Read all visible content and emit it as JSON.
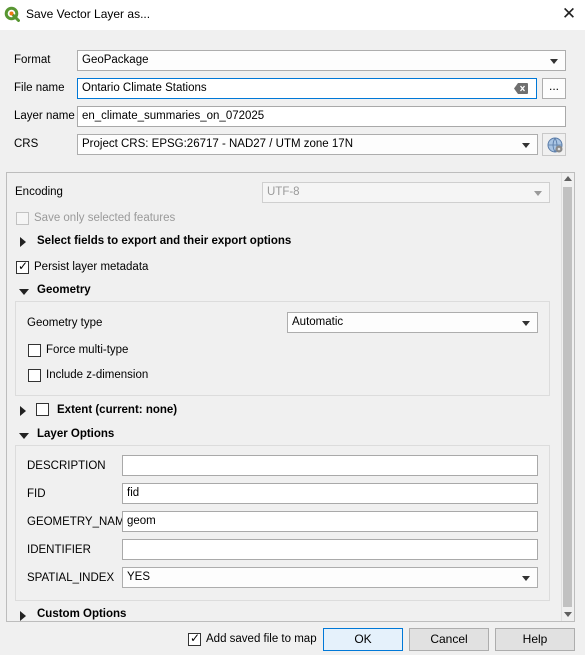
{
  "window": {
    "title": "Save Vector Layer as..."
  },
  "form": {
    "format_label": "Format",
    "format_value": "GeoPackage",
    "file_name_label": "File name",
    "file_name_value": "Ontario Climate Stations",
    "browse_label": "...",
    "layer_name_label": "Layer name",
    "layer_name_value": "en_climate_summaries_on_072025",
    "crs_label": "CRS",
    "crs_value": "Project CRS: EPSG:26717 - NAD27 / UTM zone 17N"
  },
  "options": {
    "encoding_label": "Encoding",
    "encoding_value": "UTF-8",
    "save_selected_label": "Save only selected features",
    "select_fields_label": "Select fields to export and their export options",
    "persist_metadata_label": "Persist layer metadata"
  },
  "geometry": {
    "section_label": "Geometry",
    "type_label": "Geometry type",
    "type_value": "Automatic",
    "force_multi_label": "Force multi-type",
    "include_z_label": "Include z-dimension"
  },
  "extent": {
    "label": "Extent (current: none)"
  },
  "layer_options": {
    "section_label": "Layer Options",
    "rows": [
      {
        "label": "DESCRIPTION",
        "value": ""
      },
      {
        "label": "FID",
        "value": "fid"
      },
      {
        "label": "GEOMETRY_NAME",
        "value": "geom"
      },
      {
        "label": "IDENTIFIER",
        "value": ""
      },
      {
        "label": "SPATIAL_INDEX",
        "value": "YES"
      }
    ]
  },
  "custom_options": {
    "label": "Custom Options"
  },
  "footer": {
    "add_saved_label": "Add saved file to map",
    "ok_label": "OK",
    "cancel_label": "Cancel",
    "help_label": "Help"
  },
  "colors": {
    "qgis_green": "#589632",
    "default_button_border": "#0078d7"
  }
}
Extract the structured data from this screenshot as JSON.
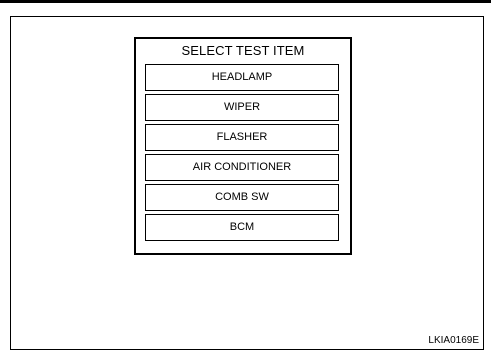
{
  "screen": {
    "title": "SELECT TEST ITEM",
    "items": [
      {
        "label": "HEADLAMP"
      },
      {
        "label": "WIPER"
      },
      {
        "label": "FLASHER"
      },
      {
        "label": "AIR CONDITIONER"
      },
      {
        "label": "COMB SW"
      },
      {
        "label": "BCM"
      }
    ]
  },
  "figure": {
    "code": "LKIA0169E"
  }
}
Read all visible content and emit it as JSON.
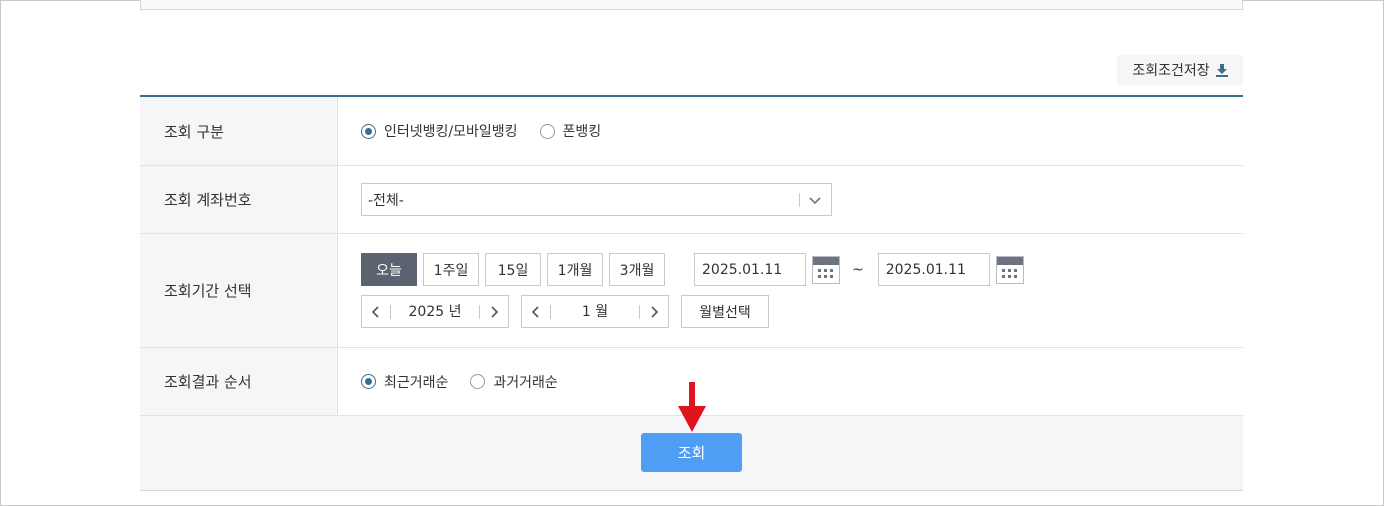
{
  "save_condition": {
    "label": "조회조건저장",
    "icon": "download-icon"
  },
  "form": {
    "type": {
      "label": "조회 구분",
      "options": [
        {
          "label": "인터넷뱅킹/모바일뱅킹",
          "checked": true
        },
        {
          "label": "폰뱅킹",
          "checked": false
        }
      ]
    },
    "account": {
      "label": "조회 계좌번호",
      "selected": "-전체-"
    },
    "period": {
      "label": "조회기간 선택",
      "quick": [
        "오늘",
        "1주일",
        "15일",
        "1개월",
        "3개월"
      ],
      "active_quick": "오늘",
      "start_date": "2025.01.11",
      "end_date": "2025.01.11",
      "tilde": "~",
      "year": "2025 년",
      "month": "1 월",
      "month_select_label": "월별선택"
    },
    "order": {
      "label": "조회결과 순서",
      "options": [
        {
          "label": "최근거래순",
          "checked": true
        },
        {
          "label": "과거거래순",
          "checked": false
        }
      ]
    }
  },
  "search_button": {
    "label": "조회"
  },
  "colors": {
    "accent": "#3a6e8f",
    "search_button": "#4f9ef5",
    "active_period": "#5b6370",
    "arrow": "#e0141e"
  }
}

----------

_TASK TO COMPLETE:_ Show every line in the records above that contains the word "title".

_WRITTEN REPLY:_
    "title": "Save Vector Layer as..."
    "title": "SELECT TEST ITEM",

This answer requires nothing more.